The Academy of Nutrition and Dietetics spokesperson, Joy Dubost, claims that based on the amount of coffee consumed by Americans, it is one of the greatest sources of antioxidants their diet. In addition to antioxidants, coffee contains the essential nutrients chromium, potassium, niacin, vitamin E and magnesium. Coffee consumption alone can supply up to 8 percent of your chromium needs. Chromium plays a role in controlling your blood sugar and possibly lowering your LDL, or bad cholesterol. Much like tea, coffee contains plant chemical compounds, particularly flavonoids, which have been linked to a reduced risk of chronic disease.
A coffee percolator is a type of pot used to brew coffee by continually cycling the boiling or nearly-boiling brew through the grounds using gravity until the required strength is reached. There are stove-top percolators and standalone units which contain a built-in heating element. Percolators were popular until the 1970s, when they were widely replaced by drip coffee makers. By the mid-1970s, many companies ceased production of percolators.
Regular coffee (slow brewed as with a filter or cafetière) is sometimes combined with espresso to increase either the intensity of the flavour or the caffeine content.
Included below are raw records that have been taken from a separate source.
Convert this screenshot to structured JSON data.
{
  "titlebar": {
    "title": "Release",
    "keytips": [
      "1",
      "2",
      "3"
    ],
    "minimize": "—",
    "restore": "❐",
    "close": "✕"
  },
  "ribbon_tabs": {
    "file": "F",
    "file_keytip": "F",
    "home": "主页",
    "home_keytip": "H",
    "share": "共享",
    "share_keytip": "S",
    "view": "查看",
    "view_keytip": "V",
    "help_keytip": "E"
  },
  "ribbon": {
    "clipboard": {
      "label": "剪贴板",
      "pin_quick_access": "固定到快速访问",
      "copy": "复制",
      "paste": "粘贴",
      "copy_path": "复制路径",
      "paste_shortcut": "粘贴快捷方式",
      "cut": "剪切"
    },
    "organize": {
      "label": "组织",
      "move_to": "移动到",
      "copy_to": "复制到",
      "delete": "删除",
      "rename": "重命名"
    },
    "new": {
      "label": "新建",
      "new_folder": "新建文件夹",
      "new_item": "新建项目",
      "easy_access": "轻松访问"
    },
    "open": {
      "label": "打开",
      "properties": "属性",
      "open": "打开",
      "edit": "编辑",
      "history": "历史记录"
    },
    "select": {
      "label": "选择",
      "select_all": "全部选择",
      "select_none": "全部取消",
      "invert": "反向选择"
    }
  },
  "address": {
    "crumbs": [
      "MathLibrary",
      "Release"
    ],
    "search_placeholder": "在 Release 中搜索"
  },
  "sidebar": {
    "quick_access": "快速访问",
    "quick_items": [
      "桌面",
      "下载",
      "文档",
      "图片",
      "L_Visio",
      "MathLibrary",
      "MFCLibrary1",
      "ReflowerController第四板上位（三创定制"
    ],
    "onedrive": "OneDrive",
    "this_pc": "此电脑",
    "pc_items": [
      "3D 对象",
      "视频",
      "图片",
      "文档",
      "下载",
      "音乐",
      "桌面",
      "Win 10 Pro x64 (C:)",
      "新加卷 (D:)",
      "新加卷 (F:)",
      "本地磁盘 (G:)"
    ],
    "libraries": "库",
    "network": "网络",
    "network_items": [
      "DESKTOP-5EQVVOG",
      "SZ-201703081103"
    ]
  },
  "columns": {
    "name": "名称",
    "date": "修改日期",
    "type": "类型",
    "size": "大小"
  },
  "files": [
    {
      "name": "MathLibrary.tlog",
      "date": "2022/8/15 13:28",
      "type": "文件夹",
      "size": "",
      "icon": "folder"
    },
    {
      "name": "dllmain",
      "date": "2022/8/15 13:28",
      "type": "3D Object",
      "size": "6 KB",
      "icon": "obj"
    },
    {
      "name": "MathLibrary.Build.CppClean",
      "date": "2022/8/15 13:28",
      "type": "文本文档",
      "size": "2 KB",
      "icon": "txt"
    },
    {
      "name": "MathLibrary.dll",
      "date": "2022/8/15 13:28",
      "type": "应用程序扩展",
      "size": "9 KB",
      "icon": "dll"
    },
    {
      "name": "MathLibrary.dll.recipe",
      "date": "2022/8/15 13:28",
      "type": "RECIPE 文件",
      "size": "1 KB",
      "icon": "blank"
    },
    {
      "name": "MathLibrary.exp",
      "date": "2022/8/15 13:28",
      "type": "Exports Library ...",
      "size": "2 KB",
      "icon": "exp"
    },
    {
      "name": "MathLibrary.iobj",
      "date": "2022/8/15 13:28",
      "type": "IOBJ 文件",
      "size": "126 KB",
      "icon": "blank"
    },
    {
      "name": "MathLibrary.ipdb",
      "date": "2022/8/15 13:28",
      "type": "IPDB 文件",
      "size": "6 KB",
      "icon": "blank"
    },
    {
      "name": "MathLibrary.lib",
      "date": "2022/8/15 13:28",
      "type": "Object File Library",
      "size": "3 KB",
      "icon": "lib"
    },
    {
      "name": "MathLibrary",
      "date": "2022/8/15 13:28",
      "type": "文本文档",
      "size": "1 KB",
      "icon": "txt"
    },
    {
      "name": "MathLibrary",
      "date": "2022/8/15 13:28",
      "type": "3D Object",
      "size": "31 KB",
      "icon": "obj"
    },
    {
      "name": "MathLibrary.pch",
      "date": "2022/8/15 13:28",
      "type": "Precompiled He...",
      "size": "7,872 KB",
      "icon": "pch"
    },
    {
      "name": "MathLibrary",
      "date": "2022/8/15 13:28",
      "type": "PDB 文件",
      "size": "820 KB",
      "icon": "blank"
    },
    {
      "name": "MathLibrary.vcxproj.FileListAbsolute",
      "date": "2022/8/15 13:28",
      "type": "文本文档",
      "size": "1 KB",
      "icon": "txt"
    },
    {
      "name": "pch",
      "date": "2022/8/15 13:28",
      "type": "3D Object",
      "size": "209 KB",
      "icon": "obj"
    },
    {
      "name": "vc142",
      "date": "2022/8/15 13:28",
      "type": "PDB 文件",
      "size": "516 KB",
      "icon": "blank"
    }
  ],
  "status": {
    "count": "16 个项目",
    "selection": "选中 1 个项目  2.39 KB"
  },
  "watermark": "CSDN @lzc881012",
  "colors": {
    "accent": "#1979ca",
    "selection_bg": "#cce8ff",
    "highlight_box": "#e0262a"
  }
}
This may be called a variety of names, most commonly "red eye," "shot in the dark," and "depth charge" – though this last is a federally registered trademark of a company, Caribou Coffee, so its usage is restricted. Coffeehouse chains may have their own names, such as "turbo" at Dunkin' Donuts. A double shot of espresso in the coffee may be termed a "black eye," and a triple shot a "dead eye." "Caffè Tobio" is a version with an equal amount of coffee to espresso.
You will need a shot of espresso or strongly brewed coffee, a cup of steamed milk (250 g), sugar to taste, and a tablespoon (15 ml) of cocoa powder or chocolate syrup. Add the cocoa/chocolate syrup to the warm coffee and stir to avoid lumps. Add in milk and sugar and mix it together. If you want it iced, just add a handful of ice and put it into a blender.
Instant coffee is great when you need a pick-me-up but don't have a coffee maker. Unlike ground coffee, instant coffee granules are made from dehydrated brewed coffee. Although this means you can't make the actual granules at home, instant coffee is still an easy, tasty way to get your caffeine fix! It's particularly great when iced, and you could get creative by adding spices, whipping up a fancy latte, or making a frosty coffee shake.
On my (now rare) trips to the coffeehouse, my baristas are so surprised to see me leaning towards the more gourmet/traditional drinks now rather than the frilly oversweetened stuff. Nate came home with my old favorite the other day and I was like, “Wooooah sugar overload!” Once in awhile I’ll have something special as a dessert now, but my tastebuds have changed quite a lot.
It probably took a month (possibly longer) for me to even be able to tolerate black coffee. I would make a face every single sip I took, but after time, I acquired a taste for it, and now I enjoy it. I look forward to my morning brew as I once did with all the additives. Not saying once in a blue moon I won’t add a little something, but that is usually if I brew a cup in the early evening just for the comfort, but that is few and far in between anymore.
Good news to all those coffee lovers out there: That cup of joe has quite a few health benefits, as long as you don't load it up with cream and sugar. A number of health organizations agree: The World Health Organization in June 2016 took coffee off the list of potentially carcinogenic foods, stating that java possibly protects again certain cancers, while the 2015 Dietary Guidelines Advisory Committee declared that three to five cups of coffee a day can be part of a healthy dietary pattern. In fact, research shows that black coffee can have a positive effect on conditions including diabetes, dementia and depression.